Danes' Osbourne a diamond in the rough
ALBANY One of the few silver linings in this cloud-covered season for the University at Albany football program has been the weekly all-out performances of junior tailback Omar Osbourne.
Although the Great Danes have struggled with a 1-10 record in veteran head coach Bob Ford’s final season, Osbourne has proved he belongs in the highly competitive Colonial Athletic Association. With one final game left on the schedule — Saturday at Stony Brook — Osbourne is third in the league in rushing with 1,149 yards, and he’s also third in scoring with 12 touchdowns. Two weeks ago, he became the 12th UAlbany player to rush for more than 1,000 yards in a season, and his 109 yards against New Hampshire last week gave him seven 100-yard efforts in his career and five this year.
With 1,881 career yards on the ground, Osbourne needs only 14 yards to move into the program’s top-10 with a full season to go.
“I call him Mr. Silky,” said Ford, who is first among active NCAA Division I FCS coaches with 265 career wins and is also fourth on the all-time FCS chart.
“Our running backs coach recruited Omar along with [quarterback] Will Fiacchi and [wideout] Cole King. That’s quite a recruiting class.”
Ford said that the 6-foot-1, 195-pound Osbourne, from Bishop Ludden in Syracuse, flew under the radar for a lot of college coaches.

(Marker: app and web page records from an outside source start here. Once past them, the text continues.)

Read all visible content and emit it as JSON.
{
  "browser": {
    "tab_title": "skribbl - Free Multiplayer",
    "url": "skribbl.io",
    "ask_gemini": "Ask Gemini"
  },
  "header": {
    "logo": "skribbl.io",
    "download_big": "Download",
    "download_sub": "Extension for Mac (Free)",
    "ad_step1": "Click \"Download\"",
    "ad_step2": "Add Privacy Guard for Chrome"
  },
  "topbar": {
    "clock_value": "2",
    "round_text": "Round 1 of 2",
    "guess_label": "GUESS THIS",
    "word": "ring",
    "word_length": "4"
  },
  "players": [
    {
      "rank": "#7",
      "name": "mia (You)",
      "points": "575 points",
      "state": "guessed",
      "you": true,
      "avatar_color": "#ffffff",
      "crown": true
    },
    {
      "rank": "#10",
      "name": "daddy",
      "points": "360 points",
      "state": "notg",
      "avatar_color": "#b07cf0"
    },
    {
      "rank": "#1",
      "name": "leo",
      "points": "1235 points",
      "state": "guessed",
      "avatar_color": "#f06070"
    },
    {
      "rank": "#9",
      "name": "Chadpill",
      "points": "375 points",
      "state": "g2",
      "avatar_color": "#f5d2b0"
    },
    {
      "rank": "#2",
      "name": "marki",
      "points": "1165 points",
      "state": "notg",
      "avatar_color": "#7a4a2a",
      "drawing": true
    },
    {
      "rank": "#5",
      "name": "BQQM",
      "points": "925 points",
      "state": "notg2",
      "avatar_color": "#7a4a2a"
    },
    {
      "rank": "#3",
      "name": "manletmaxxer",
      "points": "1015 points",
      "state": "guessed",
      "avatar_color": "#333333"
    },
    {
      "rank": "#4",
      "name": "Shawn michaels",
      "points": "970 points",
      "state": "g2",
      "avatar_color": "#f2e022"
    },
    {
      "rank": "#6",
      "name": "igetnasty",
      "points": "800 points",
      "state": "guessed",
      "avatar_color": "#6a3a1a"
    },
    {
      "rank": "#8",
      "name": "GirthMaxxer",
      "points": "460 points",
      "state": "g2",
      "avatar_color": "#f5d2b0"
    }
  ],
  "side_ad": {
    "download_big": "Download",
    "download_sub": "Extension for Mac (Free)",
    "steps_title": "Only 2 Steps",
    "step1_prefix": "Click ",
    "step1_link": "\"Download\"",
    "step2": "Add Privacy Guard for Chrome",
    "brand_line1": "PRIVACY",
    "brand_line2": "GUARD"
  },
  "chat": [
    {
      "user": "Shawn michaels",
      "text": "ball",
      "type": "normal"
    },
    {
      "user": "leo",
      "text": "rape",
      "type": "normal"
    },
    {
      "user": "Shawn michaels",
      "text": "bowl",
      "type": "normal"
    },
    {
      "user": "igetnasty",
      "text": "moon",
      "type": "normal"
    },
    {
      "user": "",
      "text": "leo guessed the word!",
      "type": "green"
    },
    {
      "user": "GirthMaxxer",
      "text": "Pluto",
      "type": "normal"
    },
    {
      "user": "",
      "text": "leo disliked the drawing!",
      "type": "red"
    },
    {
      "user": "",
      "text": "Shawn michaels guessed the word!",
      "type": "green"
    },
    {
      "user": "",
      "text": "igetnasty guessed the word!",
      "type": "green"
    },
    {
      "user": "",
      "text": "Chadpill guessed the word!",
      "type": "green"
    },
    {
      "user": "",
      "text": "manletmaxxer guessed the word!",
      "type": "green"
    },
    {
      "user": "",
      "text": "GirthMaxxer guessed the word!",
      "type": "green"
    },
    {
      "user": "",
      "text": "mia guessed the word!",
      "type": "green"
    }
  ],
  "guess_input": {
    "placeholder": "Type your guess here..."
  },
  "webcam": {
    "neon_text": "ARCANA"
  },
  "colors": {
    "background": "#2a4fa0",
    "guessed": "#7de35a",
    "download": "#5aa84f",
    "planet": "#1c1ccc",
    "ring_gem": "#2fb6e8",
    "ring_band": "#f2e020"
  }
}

“Recruiting is not an exact science,” Ford said. “It’s tough to get a handle on these young kids. Look at what happened in the NFL with Peyton Manning and Ryan Leaf. They went 1-2 in the draft. Peyton is a future NFL Hall of Famer, and Ryan went to jail after a very brief career.”
Ford appreciates Osbourne’s versatile skills and even-tempered demeanor during a frustrating campaign.
“He’s a solid kid whose specialty is the screen pass. He is very elusive and has good hip movement. He can move from side-to-side very well. Although he is not a speed-burner, he is definitely fast enough, and with all the strength training he did before the season, he was also able to go between the tackles for us,” said Ford.
For his part, Osbourne wishes the season went much differently in terms of wins and losses, but he’s not giving up, even with only one game to go.
“It’s been very frustrating, and it’s been a very long season for us,” he said. “We’re down to the wire now, with just a week left, but we’ve remained focused because of coach Ford. He won’t let us give up. We still think we have a chance to win on Saturday, and we would love nothing better than to give coach Ford a win in his final game.”
When tailback Drew Smith graduated after compiling one of the best all-around careers in UAlbany history, Osbourne immediately felt the pressure to help fill his large shoes.
“I’m never going to be another Drew,” Osbourne said. “He was a lot bigger than I am, and he was a great player. I just want to give everything I’ve got to help this team. That’s why I went to the weight room over the summer, and I really got a lot stronger.”
Osbourne bulked up because of the extra work, gaining 15 to 20 pounds of muscle, but he knows he still has even more work to do if he hopes to become a better player his senior season.
“I’ve got to work on my blocking, and my overall speed,” he said. “I need that second gear, and I need more explosion once I get past the line of scrimmage.”
Osbourne wishes the Great Danes had a better record in their inaugural CAA season, but he is satisfied that he has done as much as he could, individually, to help his team.
“Our coaching staff asked us to write down our goals before the season, and I wrote down that I wanted to be among the best rushers in the CAA,” he said.
“I don’t think people understand how much stronger a league the CAA really is. These guys are very athletic, from the defensive line to the secondary. When we were in the Northeast Conference, we could get to the edge and make a play, but in the CAA, everyone is a lot quicker and stronger. I’ve received a lot of pounding from those defenses, but I’ve been lucky, and I haven’t suffered any serious injuries.”
“I can’t tell you much Omar has done for us this season,” said Ford. “And he’s done it with a very young offensive line in front of him. We’ve had two or three red-shirt freshmen playing in front of him this year, and that’s very difficult with the level of talent on the other side of the ball.”
Osbourne said he owes Ford a lot.
“Coach Ford brought me in when not many other people were interested,” Osbourne said. “He’s a great coach, and he’s kept us all motivated, even when it became very difficult losing all those close games this year. We will miss him very much. I don’t even want to think about that right now. We just want to win our last game.”